Wisconsin put up 80 points on Saturday against Prairie View A&M with its top scorer, Sam Dekker, scoring 16 points. Dekker was the only Badger to take double-digit shot attempts (10).
A throwaway stat in a meaningless game? Not exactly.
It speaks to the Badgers' balance. They have four players averaging double figures, and fifth-leading scorer Josh Gasser averages 9.0 points per game.
The Badgers are hard enough to defend because of their patience; it's even harder when any of the five on the court can score at any time.
Previous Power Ranking: 6
Thad Matta has probably earned the right for his team to be shown some respect when it goes through the non-conference undefeated, but I'm still a little skeptical when it comes to the Buckeyes.
Their best win is Marquette, a team that could be labeled as a disappointment, ranking 42nd in Pomeroy's ratings and 108th in the RPI.
Matta has had two other teams go undefeated in non-conference play during his time at Ohio State (2005-06 and 2010-11), beating up on schedules that weren't exactly stacked. Those two teams at least had one win apiece against teams that ended up in the top 25 of Pomeroy's rankings, however.
The other two OSU teams, in case you were wondering, ended up losing in the Sweet 16.
Previous Power Ranking: 5
The opponent (New Orleans) was not good on Saturday, so there's not a lot to take from Michigan State's blowout win. But it was a good sign for the Spartans that Keith Appling broke out of a mini-slump. It might have even been good timing to play a lesser foe for Appling's confidence.
Appling had averaged six points and three assists in the previous two games, and he went for 27 points and eight assists with just one turnover on Saturday. Since Appling is arguably the most important Spartan, it could not have worked out any better, as the final primer before Big Ten play begins on Tuesday at Penn State.
Previous Power Ranking: 3
At this point a year ago (12 games in), the Cowboys were averaging 71.8 points per game and 1.08 points per possession. Those numbers this year are 86.4 and 1.20, respectively.
Oklahoma State became relevant last year because of its defense, influenced heavily by Marcus Smart. That defense hasn't gone anywhere—it's still elite—and the offense has caught up. The Cowboys are only one win better at this point compared to last year, but wins and losses doesn't tell the whole story of how much they've improved.
Previous Power Ranking: 4

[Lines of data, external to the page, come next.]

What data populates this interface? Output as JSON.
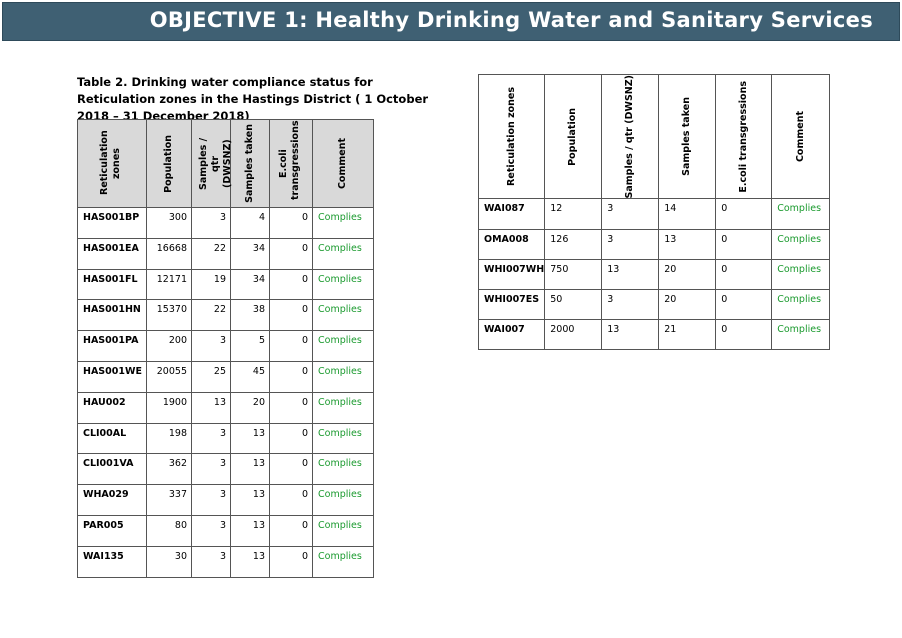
{
  "banner": {
    "title": "OBJECTIVE 1: Healthy Drinking Water and Sanitary Services"
  },
  "table1": {
    "caption": "Table 2. Drinking water compliance status for Reticulation zones in the Hastings District ( 1 October 2018 – 31 December 2018)",
    "headers": [
      "Reticulation zones",
      "Population",
      "Samples / qtr (DWSNZ)",
      "Samples taken",
      "E.coli transgressions",
      "Comment"
    ],
    "rows": [
      [
        "HAS001BP",
        "300",
        "3",
        "4",
        "0",
        "Complies"
      ],
      [
        "HAS001EA",
        "16668",
        "22",
        "34",
        "0",
        "Complies"
      ],
      [
        "HAS001FL",
        "12171",
        "19",
        "34",
        "0",
        "Complies"
      ],
      [
        "HAS001HN",
        "15370",
        "22",
        "38",
        "0",
        "Complies"
      ],
      [
        "HAS001PA",
        "200",
        "3",
        "5",
        "0",
        "Complies"
      ],
      [
        "HAS001WE",
        "20055",
        "25",
        "45",
        "0",
        "Complies"
      ],
      [
        "HAU002",
        "1900",
        "13",
        "20",
        "0",
        "Complies"
      ],
      [
        "CLI00AL",
        "198",
        "3",
        "13",
        "0",
        "Complies"
      ],
      [
        "CLI001VA",
        "362",
        "3",
        "13",
        "0",
        "Complies"
      ],
      [
        "WHA029",
        "337",
        "3",
        "13",
        "0",
        "Complies"
      ],
      [
        "PAR005",
        "80",
        "3",
        "13",
        "0",
        "Complies"
      ],
      [
        "WAI135",
        "30",
        "3",
        "13",
        "0",
        "Complies"
      ]
    ]
  },
  "table2": {
    "headers": [
      "Reticulation zones",
      "Population",
      "Samples / qtr (DWSNZ)",
      "Samples taken",
      "E.coli transgressions",
      "Comment"
    ],
    "rows": [
      [
        "WAI087",
        "12",
        "3",
        "14",
        "0",
        "Complies"
      ],
      [
        "OMA008",
        "126",
        "3",
        "13",
        "0",
        "Complies"
      ],
      [
        "WHI007WH",
        "750",
        "13",
        "20",
        "0",
        "Complies"
      ],
      [
        "WHI007ES",
        "50",
        "3",
        "20",
        "0",
        "Complies"
      ],
      [
        "WAI007",
        "2000",
        "13",
        "21",
        "0",
        "Complies"
      ]
    ]
  }
}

Syracuse is now the top-rated offense in the country in Pomeroy's adjusted offensive efficiency, and the backcourt has played a huge role in that climb.
Trevor Cooney has been unreal from deep. He's made 50.6 percent of his threes and has made five threes in six of the last eight games. C.J. Fair has also been a consistent scorer. But the MVP for the Orange might just be freshman point guard Tyler Ennis.
Ennis scored 20 points, had two assists and committed no turnovers in the team's win on Saturday against Villanova. He's yet to have more than two turnovers in a game. This is a good time to remind everyone again that HE'S A FRESHMAN.
Ennis' ability to consistently get his team a good shot in the half court by creating off the dribble for himself and others has taken Syracuse's half-court offense from good last year (0.845 points per possession, according to Synergy) to excellent this year (0.964 points per possession).
Previous Power Ranking: 1
Arizona's length—the front line goes 7'0", 6'9" and 6'8"—is so imposing that opponents are wary to even attack the rim. On Monday, Northern Arizona didn't even attempt one shot at the rim, according to play-by-play data.
Not one dunk. Not one layup.
For the season, Arizona's opponents are attempting only 17 percent of their attempts at the rim, per Hoop-Math.com, and Iowa State is the only team in the country limiting opponents to a lower percentage of attempts. It's no coincidence that both of those teams are undefeated. It's hard to score consistently on jumpers alone.
Arizona's perimeter defense deserves some of the credit, but seeing all that size in the paint has to cause some hesitancy.